August 2023 brought us the 14th consecutive rise in interest rate, as decided by the Bank of England. Sitting at a lofty 5.25%, the increase in the rate is just one contributing factor to a challenging economic landscape, for both businesses and individuals. Combine the increased cost of borrowing with wage inflation pressures and labour shortages – and it can be a difficult time indeed to do business.
“We’re seeing an increasing number of businesses of all shapes and sizes concerned about rates and margins. There are lots of different protective approaches being taken, but across the board, many are looking to put the brakes on borrowing for the time being. Our SME clients are doing what they do best – knuckling down and getting on with it!”
Despite this being the 14th consecutive rise, forecasts still suggest that interest rate will continue to rise in some capacity. But if the decision lies in the hands of the Bank of England, why does the Bank decide to continue the increase? Raising the Bank of England base rate is an economic tool often used to combat inflation – which currently has a hold on the UK’s economy.
Whilst the rise in interest rates is slowing down the rate of inflation, the Prime Minister announced in July that it’s not slowing down as quickly as he would have liked, therefore we’re likely to continue to feel its effects for some time yet.
Having a full understanding of what’s driving the current outlook of the economy is key to safeguarding your business from its ill effects. So, let’s examine these further.
What effects are rising interest rates having on business?
The effects of interest rates on businesses are just as far-reaching as their effects on individuals. And whilst Government might set out protections for consumers, they’re less likely to do the same for businesses (just look at the energy price cap introduced last year for residential premises, but not commercial ones).
But what are they? Before we can put in place processes to protect against them, we need to fully understand what the effects are – good and bad. The effects will vary significantly by industry, but the following will likely be experienced by most businesses.

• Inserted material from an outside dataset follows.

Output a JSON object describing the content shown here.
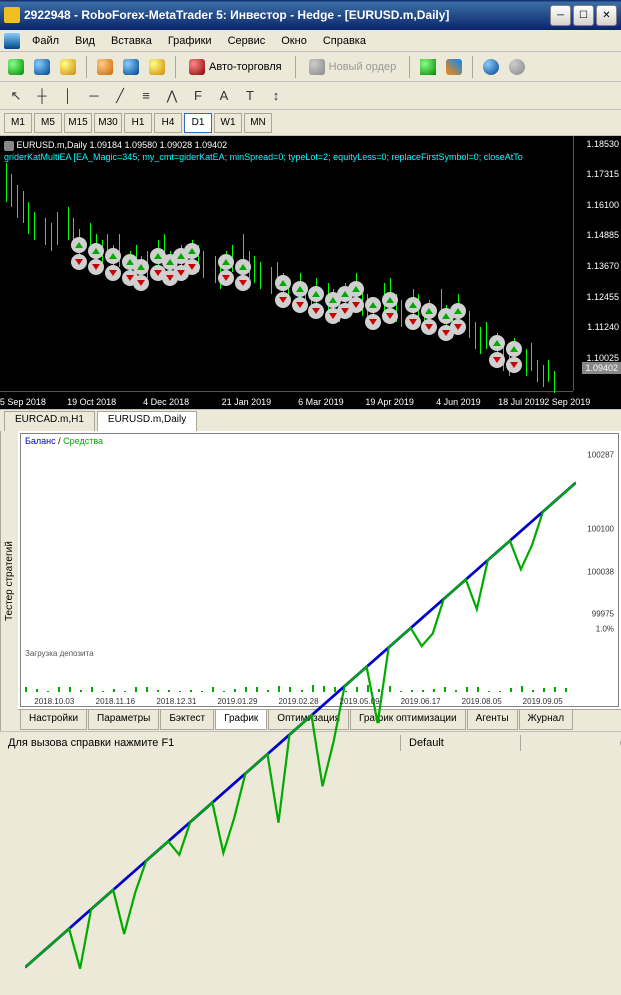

- Increased cost of borrowing
Perhaps the most obvious is the increased cost of borrowing. Even successful businesses rely on borrowed finance to function, especially when looking to expand operations. With it becoming more expensive to borrow money, profit margins are affected – and how detrimental this is to business depends entirely on the health of the margin in the first place
- Delaying business investment
Many businesses will combat the increased cost of borrowing by borrowing less, and this in turn can have a negative effect on business. There are numerous reasons for which a business would need to borrow money: for new premises, to increase product range, to expand operations, or just scale the business more generally. By delaying the securement of new investment, such business actions are put on hold
- Reduced consumer spending
Whilst businesses might not yet be feeling the pinch of reduced consumer spending, the effects are expected in the coming year, with 63% of adults already spending less on non-essentials in response to the cost of living crisis, of which higher mortgage and loan repayments play a part. When the purse strings inevitably tighten, some businesses may have to alter operations to protect profit margins
- International trade
For businesses that operate internationally, the story is a tale of two halves. Higher interest rates will often give rise to a stronger domestic currency from an international perspective. This can increase the cost of exporting from the UK and make imports more affordable. So depending on how your business operates internationally, you may in fact benefit from the rising interest rates
How to minimise the damage
So, from a financial perspective, what can your businesses do to minimise the effects of rising interest rates? The main, overarching strategy is to be prepared. Having a plan in place that protects your profit margins, as much as possible, whilst increasing cash reserves – is an ideal scenario. Where that isn’t possible, refinancing and restructuring debt, reviewing your budget, and being agile with your approach to business, are all approaches to be considered.
Whilst the strategies will differ by business, a discussion with your accountant in the first instance is a good place to start. We’re helping a number of our clients navigate the difficult economic terrain, and it all starts with a conversation.
Beyond the consultancy aspect, businesses and their appointed financial partners will have to keep a close eye on the numbers. Keeping on top of credit control, dealing with debtors in a timely and effective manner, closely monitoring cash flow to minimise short-term borrowing, and producing detailed and frequent financial forecasts, will all help to mitigate the negative effects of the current landscape.
Tara has some parting insight for those looking to mitigate against the effects of the rising interest rate:
“We’re seeing businesses who are in a cash-positive situation, moving to pay off borrowings earlier, and businesses who are tight for cash are looking at cash flow forecasts and assessing where discretionary expenditure can be trimmed. The best-case scenario for some is an ordered closure to protect what they have.
For some, rising interest rate might actually present an opportunity. If you have cash available, it’s a good time to consider investment, as the weakening demand means there are potential bargains to be had. So, looking at the wider picture it’s a mixed bag – depending on your business, the sector you operate within, and how well you’ve managed the finances of your business in the past.”
Contact Foxley Kingham – the next step
If you are concerned about rising interest rates or in fact think you have spotted a potential opportunity to benefit your business in the midst of this, your FK accountant is always a call away. Get in touch with one of the team.